As we develop new technologies and find better ways to conserve our energy the more advanced our homes become. Imagine building a house which is almost completely self-sufficient and which is built from as many natural or recycled materials as possible. Well, now it is possible to do just that. Some of the more advanced eco-house developments might be a step too far if you’re only making alterations to your existing home but if you have the dream of making an eco-home from scratch then take a look at some of the handy hints we have for you below.
It is widely known that, after your loft, your windows are one of the key places in a house which we lose heat through. This means higher energy prices, colder rooms and annoying drafts. The good news is that there has been a government led march towards eliminating the worst rated windows in terms of energy efficiency. But while double glazing has long been a mainstay for modern homes you can now go one better and get triple glazing, this will reduce the energy you use dramatically – the other alternative is secondary double glazing if you can’t actually do any work on your windows.
Traditionally we use foam or manmade mineral wool as insulation but there are a range of natural materials you can use as insulation. Our lofts and walls are all points in which heat leaks from our homes so you’ll want to be sure you get the right amount of insulation in at all points when building or renovating your walls. Alternatives include sheep wool, wood fibre and recycled paper, these are natural materials which do not have a negative impact on the environment and perform the job just as well.
The location in which you plan to build your eco-home, or make eco-friendly improvements, is important to the kind of renewable energy you can take advantage of. When your home is located further to the north – Scotland would be a good example – then you’ll be better off utilising wind turbines for your energy.

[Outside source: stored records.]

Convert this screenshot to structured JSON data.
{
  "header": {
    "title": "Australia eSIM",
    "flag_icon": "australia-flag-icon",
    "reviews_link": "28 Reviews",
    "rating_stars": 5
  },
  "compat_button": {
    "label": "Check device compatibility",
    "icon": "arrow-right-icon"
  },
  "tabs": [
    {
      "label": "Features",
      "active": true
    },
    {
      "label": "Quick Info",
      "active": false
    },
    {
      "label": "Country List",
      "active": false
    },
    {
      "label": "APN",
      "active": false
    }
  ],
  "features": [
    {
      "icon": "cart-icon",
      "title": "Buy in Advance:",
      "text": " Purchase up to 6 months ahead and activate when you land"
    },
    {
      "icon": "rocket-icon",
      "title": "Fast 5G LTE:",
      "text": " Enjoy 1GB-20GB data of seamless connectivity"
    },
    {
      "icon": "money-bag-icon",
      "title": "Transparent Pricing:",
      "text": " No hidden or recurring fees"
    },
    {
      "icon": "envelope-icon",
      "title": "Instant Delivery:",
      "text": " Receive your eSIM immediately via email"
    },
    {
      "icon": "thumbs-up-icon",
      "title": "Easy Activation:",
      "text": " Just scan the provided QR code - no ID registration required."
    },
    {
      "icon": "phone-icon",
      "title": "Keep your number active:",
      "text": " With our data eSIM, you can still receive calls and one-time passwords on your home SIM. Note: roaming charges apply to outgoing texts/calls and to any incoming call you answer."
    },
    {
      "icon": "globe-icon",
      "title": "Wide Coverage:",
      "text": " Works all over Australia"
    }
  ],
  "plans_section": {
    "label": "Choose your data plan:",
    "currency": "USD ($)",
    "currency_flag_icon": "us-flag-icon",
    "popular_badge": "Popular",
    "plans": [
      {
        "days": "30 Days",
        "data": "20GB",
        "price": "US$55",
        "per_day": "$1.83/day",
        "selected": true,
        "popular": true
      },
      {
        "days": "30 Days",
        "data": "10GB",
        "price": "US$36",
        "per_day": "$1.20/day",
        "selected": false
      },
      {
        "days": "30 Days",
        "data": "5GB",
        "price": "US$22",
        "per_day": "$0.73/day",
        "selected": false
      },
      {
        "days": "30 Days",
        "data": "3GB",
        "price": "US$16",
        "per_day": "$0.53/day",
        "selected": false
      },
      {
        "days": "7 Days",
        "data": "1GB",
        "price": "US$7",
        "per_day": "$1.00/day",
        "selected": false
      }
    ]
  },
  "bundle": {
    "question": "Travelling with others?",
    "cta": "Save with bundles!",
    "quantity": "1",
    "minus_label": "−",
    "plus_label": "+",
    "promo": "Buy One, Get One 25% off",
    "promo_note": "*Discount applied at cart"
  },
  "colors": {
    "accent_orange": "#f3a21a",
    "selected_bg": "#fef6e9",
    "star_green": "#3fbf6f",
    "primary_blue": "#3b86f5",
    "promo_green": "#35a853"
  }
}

When you’re in the midlands or anywhere further south you will see more sunshine and therefore solar panels will be a better option. Of course you can always use both and get the best of every season but this could be costly to have installed. Always do your research to find out which renewable energy would benefit you most.
It has already been mentioned in previous points but it’s worth hammering home. The more natural materials you use the more eco-friendly your home will be. This extends beyond your insulation however in the very building blocks of the home – wood can be naturally sourced from the area in which you intend to build your new property. You can even install a green roof to give something back to nature and protect your home.

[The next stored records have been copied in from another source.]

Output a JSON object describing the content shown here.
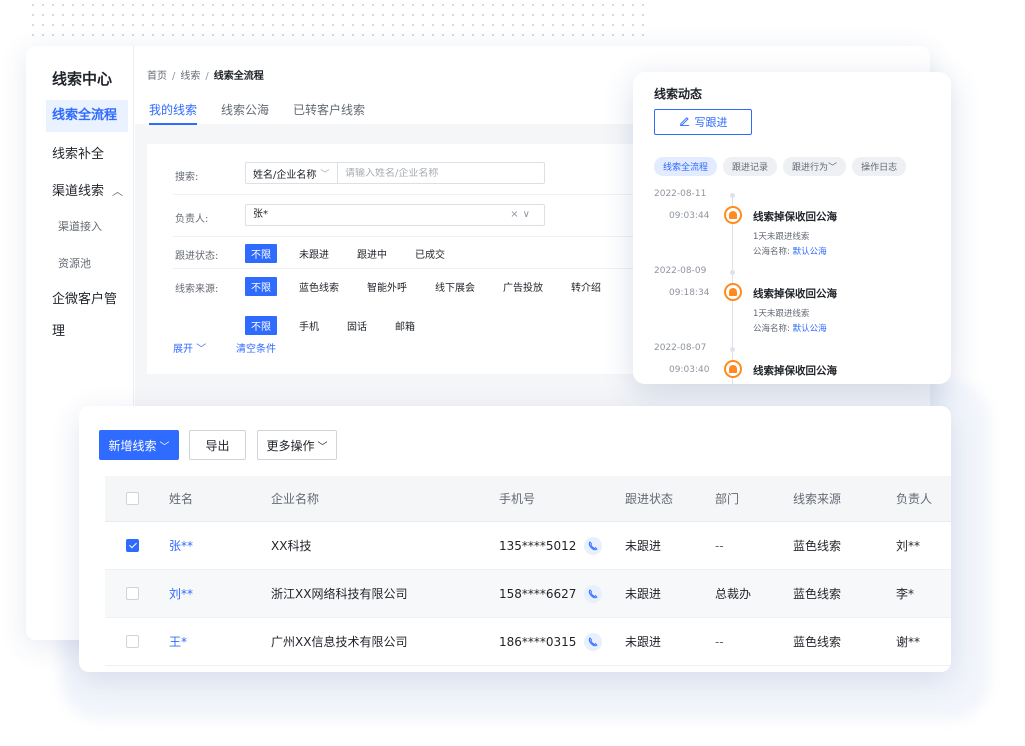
{
  "sidebar": {
    "brand": "线索中心",
    "items": [
      {
        "label": "线索全流程"
      },
      {
        "label": "线索补全"
      },
      {
        "label": "渠道线索"
      },
      {
        "label": "渠道接入"
      },
      {
        "label": "资源池"
      },
      {
        "label": "企微客户管理"
      }
    ],
    "group_chevron": "chevron-up-icon"
  },
  "breadcrumb": [
    "首页",
    "线索",
    "线索全流程"
  ],
  "tabs": [
    "我的线索",
    "线索公海",
    "已转客户线索"
  ],
  "filters": {
    "search_label": "搜索:",
    "search_type": "姓名/企业名称",
    "search_placeholder": "请输入姓名/企业名称",
    "owner_label": "负责人:",
    "owner_value": "张*",
    "status_label": "跟进状态:",
    "status_options": [
      "不限",
      "未跟进",
      "跟进中",
      "已成交"
    ],
    "source_label": "线索来源:",
    "source_options": [
      "不限",
      "蓝色线索",
      "智能外呼",
      "线下展会",
      "广告投放",
      "转介绍"
    ],
    "contact_options": [
      "不限",
      "手机",
      "固话",
      "邮箱"
    ],
    "expand_label": "展开",
    "clear_label": "清空条件"
  },
  "activity": {
    "title": "线索动态",
    "write_button": "写跟进",
    "tabs": [
      "线索全流程",
      "跟进记录",
      "跟进行为",
      "操作日志"
    ],
    "events": [
      {
        "date": "2022-08-11",
        "time": "09:03:44",
        "title": "线索掉保收回公海",
        "detail": "1天未跟进线索",
        "pool_label": "公海名称:",
        "pool_name": "默认公海"
      },
      {
        "date": "2022-08-09",
        "time": "09:18:34",
        "title": "线索掉保收回公海",
        "detail": "1天未跟进线索",
        "pool_label": "公海名称:",
        "pool_name": "默认公海"
      },
      {
        "date": "2022-08-07",
        "time": "09:03:40",
        "title": "线索掉保收回公海",
        "detail": "",
        "pool_label": "",
        "pool_name": ""
      }
    ]
  },
  "toolbar": {
    "new_lead": "新增线索",
    "export": "导出",
    "more": "更多操作"
  },
  "table": {
    "columns": [
      "姓名",
      "企业名称",
      "手机号",
      "跟进状态",
      "部门",
      "线索来源",
      "负责人"
    ],
    "rows": [
      {
        "checked": true,
        "name": "张**",
        "company": "XX科技",
        "phone": "135****5012",
        "status": "未跟进",
        "dept": "--",
        "source": "蓝色线索",
        "owner": "刘**"
      },
      {
        "checked": false,
        "name": "刘**",
        "company": "浙江XX网络科技有限公司",
        "phone": "158****6627",
        "status": "未跟进",
        "dept": "总裁办",
        "source": "蓝色线索",
        "owner": "李*"
      },
      {
        "checked": false,
        "name": "王*",
        "company": "广州XX信息技术有限公司",
        "phone": "186****0315",
        "status": "未跟进",
        "dept": "--",
        "source": "蓝色线索",
        "owner": "谢**"
      }
    ]
  },
  "colors": {
    "primary": "#2f6bff",
    "accent_orange": "#ff8a1f"
  }
}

For the furniture and materials which will go in your home you can visit local scrap yards. They will usually have plenty of materials and items which can be reworked or lovingly restored to bring them back to life; it offers a rustic charm and ensures less waste goes into landfill.

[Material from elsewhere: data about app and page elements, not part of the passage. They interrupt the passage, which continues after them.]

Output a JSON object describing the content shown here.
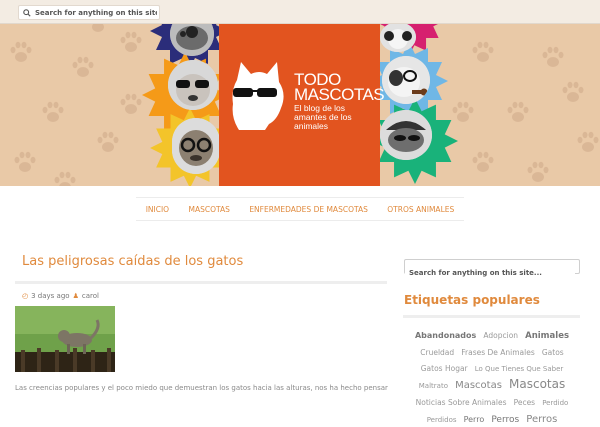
{
  "search": {
    "placeholder": "Search for anything on this site..."
  },
  "logo": {
    "line1": "TODO",
    "line2": "MASCOTAS",
    "subtitle": "El blog de los amantes de los animales"
  },
  "nav": {
    "items": [
      {
        "label": "INICIO"
      },
      {
        "label": "MASCOTAS"
      },
      {
        "label": "ENFERMEDADES DE MASCOTAS"
      },
      {
        "label": "OTROS ANIMALES"
      }
    ]
  },
  "post": {
    "title": "Las peligrosas caídas de los gatos",
    "date": "3 days ago",
    "author": "carol",
    "excerpt": "Las creencias populares y el poco miedo que demuestran los gatos hacia las alturas, nos ha hecho pensar"
  },
  "sidebar": {
    "search_placeholder": "Search for anything on this site...",
    "tags_title": "Etiquetas populares",
    "tags": [
      {
        "label": "Abandonados",
        "size": 8,
        "bold": true,
        "color": "#777777"
      },
      {
        "label": "Adopcion",
        "size": 7.5,
        "color": "#9a9a9a"
      },
      {
        "label": "Animales",
        "size": 8.5,
        "bold": true,
        "color": "#777777"
      },
      {
        "label": "Crueldad",
        "size": 7.5,
        "color": "#9a9a9a"
      },
      {
        "label": "Frases De Animales",
        "size": 7.5,
        "color": "#9a9a9a"
      },
      {
        "label": "Gatos",
        "size": 7.5,
        "color": "#9a9a9a"
      },
      {
        "label": "Gatos Hogar",
        "size": 7.5,
        "color": "#9a9a9a"
      },
      {
        "label": "Lo Que Tienes Que Saber",
        "size": 7,
        "color": "#9a9a9a"
      },
      {
        "label": "Maltrato",
        "size": 7,
        "color": "#9a9a9a"
      },
      {
        "label": "Mascotas",
        "size": 10,
        "color": "#888888"
      },
      {
        "label": "Mascotas",
        "size": 12,
        "color": "#888888"
      },
      {
        "label": "Noticias Sobre Animales",
        "size": 7.5,
        "color": "#9a9a9a"
      },
      {
        "label": "Peces",
        "size": 7.5,
        "color": "#9a9a9a"
      },
      {
        "label": "Perdido",
        "size": 7,
        "color": "#9a9a9a"
      },
      {
        "label": "Perdidos",
        "size": 7,
        "color": "#9a9a9a"
      },
      {
        "label": "Perro",
        "size": 8,
        "color": "#777777"
      },
      {
        "label": "Perros",
        "size": 9,
        "color": "#777777"
      },
      {
        "label": "Perros",
        "size": 10,
        "color": "#888888"
      }
    ]
  },
  "colors": {
    "accent": "#e08a3d",
    "banner_bg": "#e9c9a7",
    "logo_panel": "#e2541f"
  }
}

If you’re unsure about how to get the most environmentally home possible when renovating or building a brand new home then speak to your builders. They will have local knowledge and can tell you which materials you can use and which are best for your purposes.